For Greta and her fellow youth activists, the climate action decided on today will define the type of world they live in. They are demanding that governments not just act on climate change, but act immediately and radically to truly address the problem.
Climate change is a life-or-death crisis that no one gets to opt out of. It’s already here. It’s just that, for now, the crisis is easier to ignore in the U.S. than in other parts of the world where extreme climate conditions are wreaking havoc on communities and crops. But here and around the world, climate change is exacerbating forest fires, droughts, and floods. People in developing countries, particularly farmers, are feeling these impacts worse than ever, despite having done nothing to cause the problem.
The students striking today know that climate impacts in the US are going to get worse and they care about the outsize role our country played in creating this crisis. They may not be able to vote yet, but they will be living with the consequences of today’s climate policy for the rest of their lives.
And no, they can’t “leave this to the adults” who, frankly, have failed miserably thus far. Nor can they wait until they are adults themselves. Science is clear that we are running out of time. Without radical emission reductions, starting right now, the world won’t be able to limit global warming to 1.5°C. And the difference between limiting warming to 1.5°C versus 2°C is stark. In a 2-degree-warming world, more than twice as many people would be exposed to extreme heat, 10 million additional people would lose homes to rising sea levels, and millions more would face poverty and hunger due to reductions in agriculture production.

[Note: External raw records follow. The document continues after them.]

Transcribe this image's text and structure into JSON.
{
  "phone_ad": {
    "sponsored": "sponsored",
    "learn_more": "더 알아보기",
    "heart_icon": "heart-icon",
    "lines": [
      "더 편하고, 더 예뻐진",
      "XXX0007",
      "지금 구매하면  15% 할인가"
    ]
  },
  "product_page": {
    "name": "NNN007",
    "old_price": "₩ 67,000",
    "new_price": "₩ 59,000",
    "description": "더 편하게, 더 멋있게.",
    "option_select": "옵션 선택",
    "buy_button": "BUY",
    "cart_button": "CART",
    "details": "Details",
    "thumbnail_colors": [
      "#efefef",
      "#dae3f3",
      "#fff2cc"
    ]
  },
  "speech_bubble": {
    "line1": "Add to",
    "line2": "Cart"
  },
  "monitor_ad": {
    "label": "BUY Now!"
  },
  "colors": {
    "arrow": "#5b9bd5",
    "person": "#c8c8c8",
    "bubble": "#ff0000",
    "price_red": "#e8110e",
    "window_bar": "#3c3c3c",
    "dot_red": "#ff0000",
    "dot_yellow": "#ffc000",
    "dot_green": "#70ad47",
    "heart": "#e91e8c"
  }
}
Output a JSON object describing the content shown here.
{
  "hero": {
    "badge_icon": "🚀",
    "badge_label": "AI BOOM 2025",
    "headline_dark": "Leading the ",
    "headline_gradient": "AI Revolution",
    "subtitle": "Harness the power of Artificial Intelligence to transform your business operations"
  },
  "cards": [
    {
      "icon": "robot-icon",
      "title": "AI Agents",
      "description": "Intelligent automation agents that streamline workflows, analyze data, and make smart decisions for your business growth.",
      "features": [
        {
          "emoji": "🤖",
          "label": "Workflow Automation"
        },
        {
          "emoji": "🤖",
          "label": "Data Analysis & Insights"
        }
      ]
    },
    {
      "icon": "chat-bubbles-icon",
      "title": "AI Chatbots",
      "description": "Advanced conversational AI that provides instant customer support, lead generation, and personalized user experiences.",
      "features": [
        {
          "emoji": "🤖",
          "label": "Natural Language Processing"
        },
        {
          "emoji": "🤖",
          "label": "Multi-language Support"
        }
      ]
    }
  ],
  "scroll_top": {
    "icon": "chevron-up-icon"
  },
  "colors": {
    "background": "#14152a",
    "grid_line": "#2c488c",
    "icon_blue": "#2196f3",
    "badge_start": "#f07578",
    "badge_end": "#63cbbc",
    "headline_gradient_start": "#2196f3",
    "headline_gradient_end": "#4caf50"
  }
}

In addition to demanding urgency, students and youth are also demanding action at a radical scale – not insufficient half-measures that tinker around the edges of the status quo. Sometimes it has seemed like the bar for being a “climate champion” was simply acknowledging the crisis exists. For the youth activists in the school strikes, the Sunrise Movement, and other campaigns to fight climate change, that bar is not high enough – nor should it be.
Yes, climate deniers should be held accountable for willfully ignore the crisis, but acknowledging the problem is only the first step. Those who acknowledge the problem but then put forward proposals that don’t reflect where science and justice say we need to go, have rightly been labeled “climate delayers.” Particularly when these delayers are dismissive of those who are calling for truly transformative action, they are hardly any closer to coming to terms with the climate crisis than the deniers. When the house is on fire, pouring only enough water to put out a campfire is not going to cut it.